Israeli Prime Minister Benjamin Netanyahu Reuters

Israel's broad coalition government, led by prime minister Benjamin Netanyahu, has ended after just 10 weeks in office, following a dispute about a law which exempts ultra-orthodox students from military service.

Members of the centrist Kadima party, which is the largest single party in Israel's Knesset, or parliament, withdrew their support for Netanhayu's government on 17 July. Just three of Kadima's Knesset representatives (MKs) voted to continue supporting the present administration.

Kadmia's MKs are angry that no agreement has yet been reached on reform of the Tal Law, which frees students of Jewish religious texts from Israeli's compulsory national service requirement. The Tal Law is currently believed to exempt around 60,000 students from their military obligations.

Israel's Supreme Court declared the Tal Law to be unconstitutional in February, a view shared by Kadima's leader, Shaul Mofaz, who recently told Israel's Channel 10 that military service "is part of our DNA as Jews."

The court has demanded that parliament must finalise any plans to reform the Tal Law by 1 August, if they wish for it to be amended at all. In response, the government ordered the formation of a committee led by Kadima member Yohanan Plesner, to draw up a new enlistenment law.

However Netanyahu ordered the committee to disband on 2 July, and subsequently proferred proposals which were far more moderate than the Kadima MKs wanted - and were promptly rejected by Mofaz.

Announcing his party's withdrawal from the coalition, Mofaz - who believes that ultra-orthodox Jews should be drafted by the age of 22 at the latest - said that Kadima "made a real effort to push toward a new law that would change the balance of service", adding "we are going back with our heads held high to lead the nation in the opposition."

Although Netanyahu's coalition still holds 66 of the Knesset's 120 seats, the withdrawal of Kadima is likely to preciptate fresh elections in January or February 2013.

Analysts claim that, to protect his majority, Netanyahu will now have to compromise with religious and nationalist hardliners on issues such as the Israeli-Palestinian talks, which have stalled for years over Israel's decision to allow settlements in the West Bank and Jerusalem.

Netenyahu has expressed regret over Mofaz's decision to disengage from the coalition. In a letter to Mofaz, he wrote:

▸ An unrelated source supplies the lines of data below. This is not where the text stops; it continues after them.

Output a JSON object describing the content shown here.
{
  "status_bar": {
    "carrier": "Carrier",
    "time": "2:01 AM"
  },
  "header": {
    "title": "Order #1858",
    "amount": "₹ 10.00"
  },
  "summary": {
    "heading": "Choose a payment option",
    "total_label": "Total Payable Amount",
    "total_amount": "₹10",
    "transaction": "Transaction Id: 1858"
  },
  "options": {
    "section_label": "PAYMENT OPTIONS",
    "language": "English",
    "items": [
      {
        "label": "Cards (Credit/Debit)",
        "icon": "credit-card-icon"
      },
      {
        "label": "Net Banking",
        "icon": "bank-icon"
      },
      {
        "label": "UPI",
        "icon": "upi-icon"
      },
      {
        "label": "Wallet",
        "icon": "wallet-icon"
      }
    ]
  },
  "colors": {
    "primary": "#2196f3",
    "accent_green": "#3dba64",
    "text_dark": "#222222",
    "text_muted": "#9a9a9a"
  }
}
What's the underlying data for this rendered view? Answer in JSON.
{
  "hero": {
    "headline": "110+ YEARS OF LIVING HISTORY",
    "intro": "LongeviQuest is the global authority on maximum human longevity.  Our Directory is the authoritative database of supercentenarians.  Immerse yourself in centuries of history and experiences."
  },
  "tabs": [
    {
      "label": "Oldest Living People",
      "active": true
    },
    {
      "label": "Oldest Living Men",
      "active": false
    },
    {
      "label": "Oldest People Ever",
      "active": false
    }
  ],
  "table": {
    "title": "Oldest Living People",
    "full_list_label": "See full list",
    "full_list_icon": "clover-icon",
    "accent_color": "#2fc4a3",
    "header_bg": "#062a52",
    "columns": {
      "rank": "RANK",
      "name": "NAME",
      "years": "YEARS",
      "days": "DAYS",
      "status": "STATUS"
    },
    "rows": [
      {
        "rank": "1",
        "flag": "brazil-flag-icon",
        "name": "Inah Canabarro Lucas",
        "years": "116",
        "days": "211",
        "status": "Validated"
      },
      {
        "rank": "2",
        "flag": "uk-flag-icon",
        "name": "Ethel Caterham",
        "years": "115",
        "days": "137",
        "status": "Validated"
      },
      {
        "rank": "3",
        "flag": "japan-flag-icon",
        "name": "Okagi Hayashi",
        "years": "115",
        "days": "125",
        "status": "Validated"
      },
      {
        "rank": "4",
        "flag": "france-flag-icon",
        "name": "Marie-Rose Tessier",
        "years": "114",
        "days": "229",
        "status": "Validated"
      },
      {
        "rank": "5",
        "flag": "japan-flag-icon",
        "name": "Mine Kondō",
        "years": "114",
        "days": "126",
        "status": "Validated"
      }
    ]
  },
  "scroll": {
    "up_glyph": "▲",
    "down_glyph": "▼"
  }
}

"I am sorry that you decided to give up the opportunity to bring about a historic change. After 64 years we were very close to a significant change in spreading the burden [of army service].

"I will continue to work to bring a responsible solution that Israeli society expects."